Petersfield Musical Festival’s two signature choral concerts promise to pull at the heart-strings and evoke a gamut of musical emotions from Baroque pathos to rousing Edwardian celebration of the British seas, ending with a dramatic Italian sacred Mass and an orchestral trip to Grieg’s Norway. They are scheduled on 18th and 25th March.
This year’s singers include young soloists drawn from the UK’s prestigious music conservatoires, the Royal College and Royal Academy, supported by a chorus drawn from a range of local choral societies including Rogate, Fernhurst and Petersfield.
Handel’s final and poignant oratorio, Jephtha, kicks off the Festival in style on Saturday 18 March. It is based on a Biblical story which poses a harrowing dilemma. Jephtha, an Israelite warrior, makes a foolish bargain: in return for victory against his enemies, he will sacrifice whatever he first sees on his return. As fate would have it, he returns victorious only to meet his daughter Iphis, which poses an impossible moral choice – to keep his promise or be loyal to his family.
The story drew forth some of Handel’s most moving and beautiful arias, most famous being ‘Waft her, angels, through the skies.’ Handel’s eyesight was failing as he wrote the work in 1752, and this affliction must surely have influenced the pathos of the powerful chorus ‘How dark, O Lord, are Thy decrees’ which closes part two. Redemption is at hand, however, after an Angel intercedes and the narrative averts tragedy.
The Festival chorus, soloists, and musicians of Southern Pro Musica will be conducted by Paul Spicer. Anna Patterson, who will take the role of Storgé, Jephtha’s wife, said: “I’m most excited to perform this dramatically-charged role with chorus on such a large scale. This will be my first foray into a larger concert setting, and I’m excited about the new challenge.”
The final concert of this year’s Festival on Saturday 25 March offers a varied programme of choral music ranging from the rousing Edwardian Songs of the Fleet by Charles Stanford, to Puccini’s 1880 work Messa di Gloria. The Basingstoke Symphony Orchestra will accompany the tenor and baritone soloists and chorus under the baton of Paul Spicer.
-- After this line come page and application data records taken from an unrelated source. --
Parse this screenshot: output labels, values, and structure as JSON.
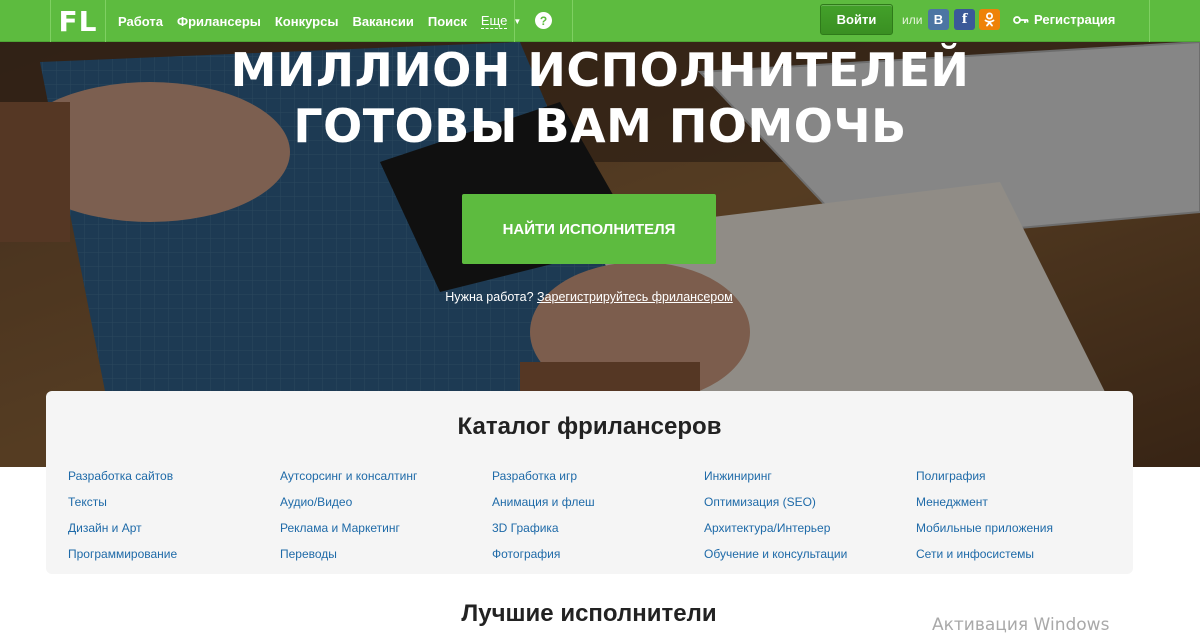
{
  "header": {
    "logo": "FL",
    "nav": [
      "Работа",
      "Фриланcеры",
      "Конкурсы",
      "Вакансии",
      "Поиск"
    ],
    "more": "Еще",
    "help": "?",
    "login": "Войти",
    "or": "или",
    "social": [
      "В",
      "f",
      "ок"
    ],
    "register": "Регистрация"
  },
  "hero": {
    "title_line1": "МИЛЛИОН ИСПОЛНИТЕЛЕЙ",
    "title_line2": "ГОТОВЫ ВАМ ПОМОЧЬ",
    "cta": "НАЙТИ ИСПОЛНИТЕЛЯ",
    "need_work": "Нужна работа?",
    "register_link": "Зарегистрируйтесь фрилансером"
  },
  "catalog": {
    "title": "Каталог фрилансеров",
    "columns": [
      [
        "Разработка сайтов",
        "Тексты",
        "Дизайн и Арт",
        "Программирование"
      ],
      [
        "Аутсорсинг и консалтинг",
        "Аудио/Видео",
        "Реклама и Маркетинг",
        "Переводы"
      ],
      [
        "Разработка игр",
        "Анимация и флеш",
        "3D Графика",
        "Фотография"
      ],
      [
        "Инжиниринг",
        "Оптимизация (SEO)",
        "Архитектура/Интерьер",
        "Обучение и консультации"
      ],
      [
        "Полиграфия",
        "Менеджмент",
        "Мобильные приложения",
        "Сети и инфосистемы"
      ]
    ]
  },
  "best_title": "Лучшие исполнители",
  "watermark": "Активация Windows",
  "colors": {
    "brand_green": "#5dbb3f",
    "link_blue": "#1e6aa8"
  }
}
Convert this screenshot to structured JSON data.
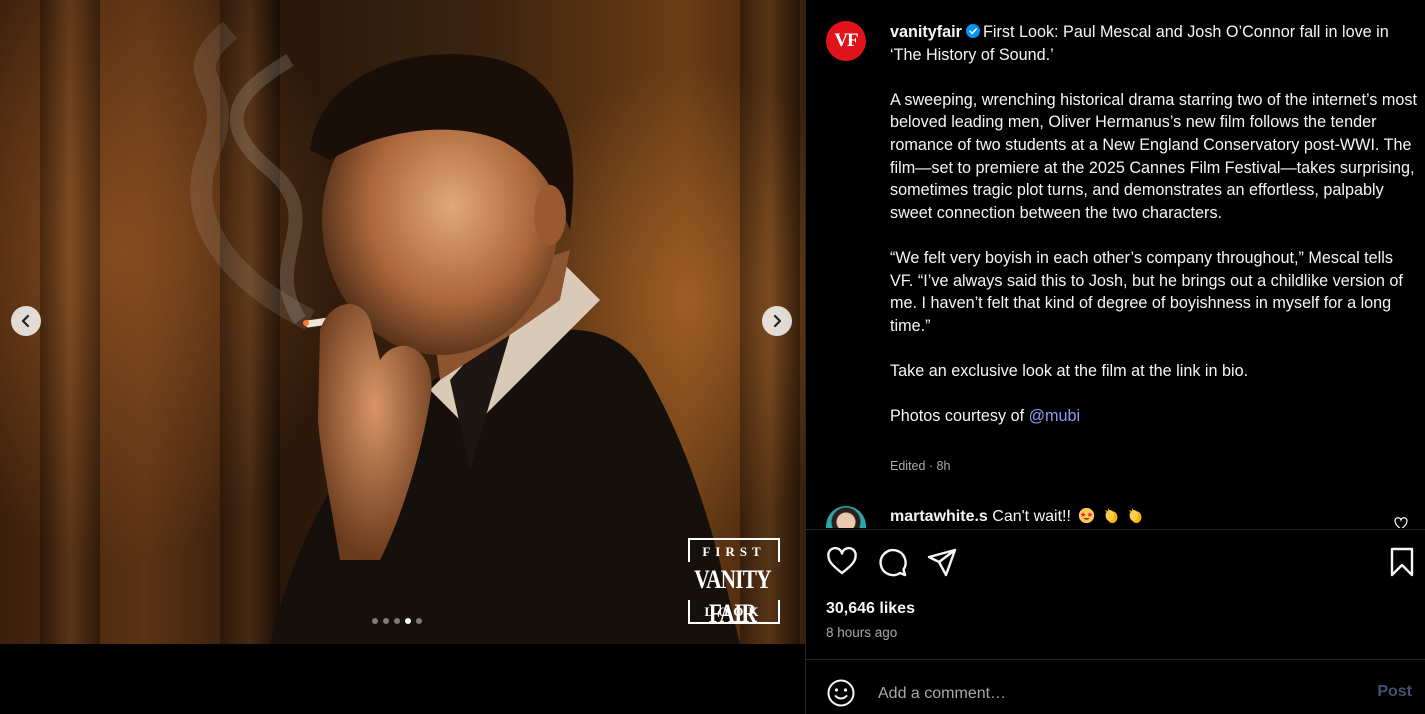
{
  "media": {
    "watermark": {
      "top": "FIRST",
      "middle": "VANITY FAIR",
      "bottom": "LOOK"
    },
    "carousel": {
      "total": 5,
      "active_index": 4
    },
    "prev_icon": "chevron-left-icon",
    "next_icon": "chevron-right-icon"
  },
  "post": {
    "avatar_text": "VF",
    "username": "vanityfair",
    "verified_icon": "verified-badge-icon",
    "caption_title": "First Look: Paul Mescal and Josh O’Connor fall in love in ‘The History of Sound.’",
    "caption_p1": "A sweeping, wrenching historical drama starring two of the internet’s most beloved leading men, Oliver Hermanus’s new film follows the tender romance of two students at a New England Conservatory post-WWI. The film—set to premiere at the 2025 Cannes Film Festival—takes surprising, sometimes tragic plot turns, and demonstrates an effortless, palpably sweet connection between the two characters.",
    "caption_p2": "“We felt very boyish in each other’s company throughout,” Mescal tells VF. “I’ve always said this to Josh, but he brings out a childlike version of me. I haven’t felt that kind of degree of boyishness in myself for a long time.”",
    "caption_p3": "Take an exclusive look at the film at the link in bio.",
    "caption_p4_prefix": "Photos courtesy of ",
    "caption_p4_mention": "@mubi",
    "edited_meta": "Edited · 8h"
  },
  "comment": {
    "username": "martawhite.s",
    "text": "Can't wait!!",
    "emojis": [
      "star-struck-emoji",
      "clapping-hands-emoji",
      "clapping-hands-emoji"
    ]
  },
  "actions": {
    "like_icon": "heart-icon",
    "comment_icon": "comment-icon",
    "share_icon": "send-icon",
    "save_icon": "bookmark-icon",
    "likes": "30,646 likes",
    "time": "8 hours ago"
  },
  "add_comment": {
    "emoji_icon": "smiley-icon",
    "placeholder": "Add a comment…",
    "post_label": "Post"
  },
  "colors": {
    "background": "#000000",
    "text": "#f5f5f5",
    "secondary_text": "#a8a8a8",
    "mention": "#8c9bf9",
    "brand_red": "#e0131a",
    "verified_blue": "#0095f6",
    "post_disabled": "#42506f"
  }
}
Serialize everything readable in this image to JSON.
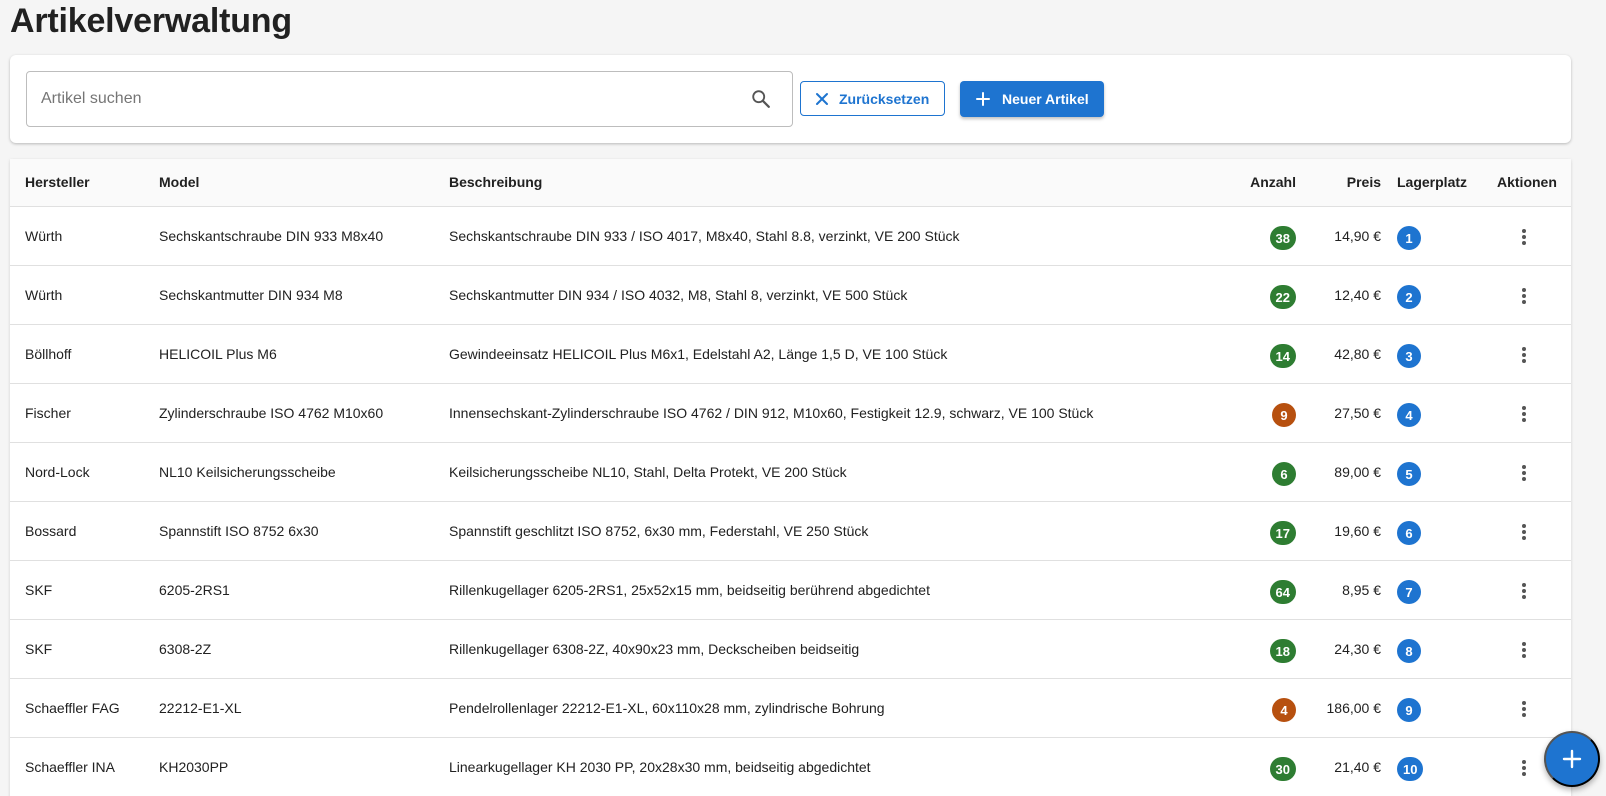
{
  "page": {
    "title": "Artikelverwaltung"
  },
  "search": {
    "placeholder": "Artikel suchen",
    "value": ""
  },
  "toolbar": {
    "reset_label": "Zurücksetzen",
    "new_label": "Neuer Artikel"
  },
  "colors": {
    "primary": "#1e74d0",
    "stock_ok": "#2e7d32",
    "stock_low": "#b7500f"
  },
  "table": {
    "headers": {
      "manufacturer": "Hersteller",
      "model": "Model",
      "description": "Beschreibung",
      "quantity": "Anzahl",
      "price": "Preis",
      "location": "Lagerplatz",
      "actions": "Aktionen"
    },
    "rows": [
      {
        "manufacturer": "Würth",
        "model": "Sechskantschraube DIN 933 M8x40",
        "description": "Sechskantschraube DIN 933 / ISO 4017, M8x40, Stahl 8.8, verzinkt, VE 200 Stück",
        "quantity": "38",
        "stock": "ok",
        "price": "14,90 €",
        "location": "1"
      },
      {
        "manufacturer": "Würth",
        "model": "Sechskantmutter DIN 934 M8",
        "description": "Sechskantmutter DIN 934 / ISO 4032, M8, Stahl 8, verzinkt, VE 500 Stück",
        "quantity": "22",
        "stock": "ok",
        "price": "12,40 €",
        "location": "2"
      },
      {
        "manufacturer": "Böllhoff",
        "model": "HELICOIL Plus M6",
        "description": "Gewindeeinsatz HELICOIL Plus M6x1, Edelstahl A2, Länge 1,5 D, VE 100 Stück",
        "quantity": "14",
        "stock": "ok",
        "price": "42,80 €",
        "location": "3"
      },
      {
        "manufacturer": "Fischer",
        "model": "Zylinderschraube ISO 4762 M10x60",
        "description": "Innensechskant-Zylinderschraube ISO 4762 / DIN 912, M10x60, Festigkeit 12.9, schwarz, VE 100 Stück",
        "quantity": "9",
        "stock": "low",
        "price": "27,50 €",
        "location": "4"
      },
      {
        "manufacturer": "Nord-Lock",
        "model": "NL10 Keilsicherungsscheibe",
        "description": "Keilsicherungsscheibe NL10, Stahl, Delta Protekt, VE 200 Stück",
        "quantity": "6",
        "stock": "ok",
        "price": "89,00 €",
        "location": "5"
      },
      {
        "manufacturer": "Bossard",
        "model": "Spannstift ISO 8752 6x30",
        "description": "Spannstift geschlitzt ISO 8752, 6x30 mm, Federstahl, VE 250 Stück",
        "quantity": "17",
        "stock": "ok",
        "price": "19,60 €",
        "location": "6"
      },
      {
        "manufacturer": "SKF",
        "model": "6205-2RS1",
        "description": "Rillenkugellager 6205-2RS1, 25x52x15 mm, beidseitig berührend abgedichtet",
        "quantity": "64",
        "stock": "ok",
        "price": "8,95 €",
        "location": "7"
      },
      {
        "manufacturer": "SKF",
        "model": "6308-2Z",
        "description": "Rillenkugellager 6308-2Z, 40x90x23 mm, Deckscheiben beidseitig",
        "quantity": "18",
        "stock": "ok",
        "price": "24,30 €",
        "location": "8"
      },
      {
        "manufacturer": "Schaeffler FAG",
        "model": "22212-E1-XL",
        "description": "Pendelrollenlager 22212-E1-XL, 60x110x28 mm, zylindrische Bohrung",
        "quantity": "4",
        "stock": "low",
        "price": "186,00 €",
        "location": "9"
      },
      {
        "manufacturer": "Schaeffler INA",
        "model": "KH2030PP",
        "description": "Linearkugellager KH 2030 PP, 20x28x30 mm, beidseitig abgedichtet",
        "quantity": "30",
        "stock": "ok",
        "price": "21,40 €",
        "location": "10"
      }
    ]
  },
  "icons": {
    "search": "search-icon",
    "reset": "close-icon",
    "add": "plus-icon",
    "row_menu": "more-vert-icon",
    "fab": "plus-icon"
  }
}
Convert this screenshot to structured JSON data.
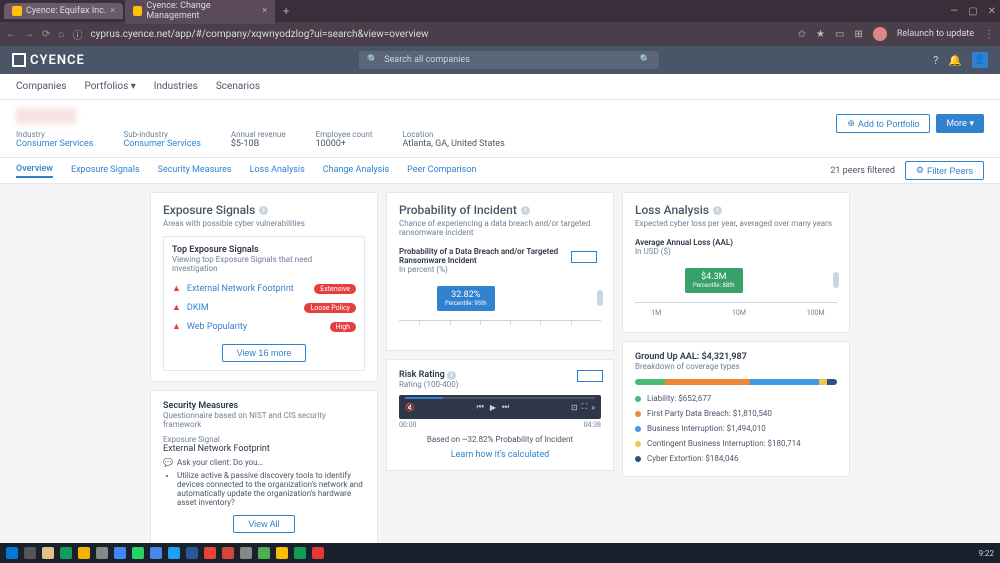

Songs of the Fleet portrays a range of haunting nautical and maritime themes, from Sailing at Dawn to the Little Admiral (with shades of Lord Nelson). But the sea is not always shown as benevolent, and the Song of the Sou’Wester paints a picture of the wild, elemental force of the oceans. Returning to the Festival for the second time, Ed Ballard takes the solo baritone role, and reminds us of a time when ‘Britannia ruled the waves.’
Puccini wrote his Messa di Gloria when he was only 22. It sets the five main sections of the Catholic Mass, scored for tenor, baritone and a four-part mixed chorus. Mostly known for his world-famous operas, there are already signs in this youthful work of the dramatic and sweeping melodies which were to make Puccini one of the most famous composers in the world.
Also returning to the Festival for his second appearance, Samuel Stopford will sing the tenor soloist role. ‘There are two marvellous tenor arias and a gorgeous duet with a baritone, so to be able to perform this for the first time to an audience as warm and welcoming as those who attend the PMF is truly a privilege,’ he commented.
Stephen Scotchmer will take over the baton with Basingstoke Symphony Orchestra for the middle section of this year’s closing concert, to conduct the popular Peer Gynt Suite No.1. The concert therefore takes us on a journey from rousing Edwardian Great Britain to the warmth and romance of Italy via the folklore of Norway.
Image: Anna Patterson